As it happens, I also do not know exactly where the foundation stone is that was laid to mark the beginnings of this place.

We know it was laid with some ceremony but try as we might, we can’t find it.

(One theory is that this pulpit may have been built in front of it and if so I may be standing more or less on top of it).

But surely those who laid it brought all their dreams and turned them into prayers that day.

I don’t know what they dreamed of. But I know that God was with them.

I don’t know what those who come after us will dream. But I know that God will be with them.

And I don’t know all of your dreams and hopes and desires. But I know that God is with you today.

Today on this dedication Sunday, we celebrate this place, giving thanks for all who built it for those who have kept it and for those who have loved it through time.

This is a place that has been the place of so many thousands of people coming and going through life. Some for a fleeting moment. Some for a lifetime.

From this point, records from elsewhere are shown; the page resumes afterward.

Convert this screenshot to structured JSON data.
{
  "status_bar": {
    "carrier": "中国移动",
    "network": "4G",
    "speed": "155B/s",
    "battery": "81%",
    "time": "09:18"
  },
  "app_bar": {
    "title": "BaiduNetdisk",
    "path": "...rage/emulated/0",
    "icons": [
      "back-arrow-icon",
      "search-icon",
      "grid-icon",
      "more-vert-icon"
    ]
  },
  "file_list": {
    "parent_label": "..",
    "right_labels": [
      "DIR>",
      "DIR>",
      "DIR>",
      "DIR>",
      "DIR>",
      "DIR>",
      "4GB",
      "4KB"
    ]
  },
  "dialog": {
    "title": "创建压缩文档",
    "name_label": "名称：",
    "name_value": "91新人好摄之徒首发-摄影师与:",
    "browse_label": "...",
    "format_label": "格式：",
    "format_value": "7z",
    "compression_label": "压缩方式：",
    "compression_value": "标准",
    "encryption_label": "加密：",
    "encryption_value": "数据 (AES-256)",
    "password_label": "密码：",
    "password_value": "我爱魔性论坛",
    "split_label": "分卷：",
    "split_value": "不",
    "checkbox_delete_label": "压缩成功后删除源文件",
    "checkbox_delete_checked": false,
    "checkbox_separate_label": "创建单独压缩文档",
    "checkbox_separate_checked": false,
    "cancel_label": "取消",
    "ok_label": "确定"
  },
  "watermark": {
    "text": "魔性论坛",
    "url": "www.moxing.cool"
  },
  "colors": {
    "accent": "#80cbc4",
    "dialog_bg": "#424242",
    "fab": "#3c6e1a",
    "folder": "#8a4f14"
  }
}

But finding in this place that Jacob’s dream is kept alive and is shared by a living, loving, open, inclusive and welcoming community at this point in time who believe that God is here, right here and ready to share love and blessing with those who scarcely dare suspect that might ever be true.

Jacob’s dream of the ladder is sometimes criticised these days. It seems to suggest a universe in which heaven is up there and the earth down here and a separation of all that is earthly from all that is holy.

And that notion of having to climb up the ladder to heaven rung by rung – that seems to suggest superhuman effort needed to find God.

But no. Read it again.

The point of the dream is that one little line that gets so overlooked. In the middle of the dream Jacob sees a ladder stretching from earth to heaven but finds that God is standing beside him.

It isn’t that we have to push the angels out of the way and haul ourselves up to heaven.

It is that God has come down that ladder. God is already here. And we are already loved.

How awesome is this place said Jacob.

How awesome is this place, say I, as I look around me today.

This is none other than the house of God. This is the gate of heaven.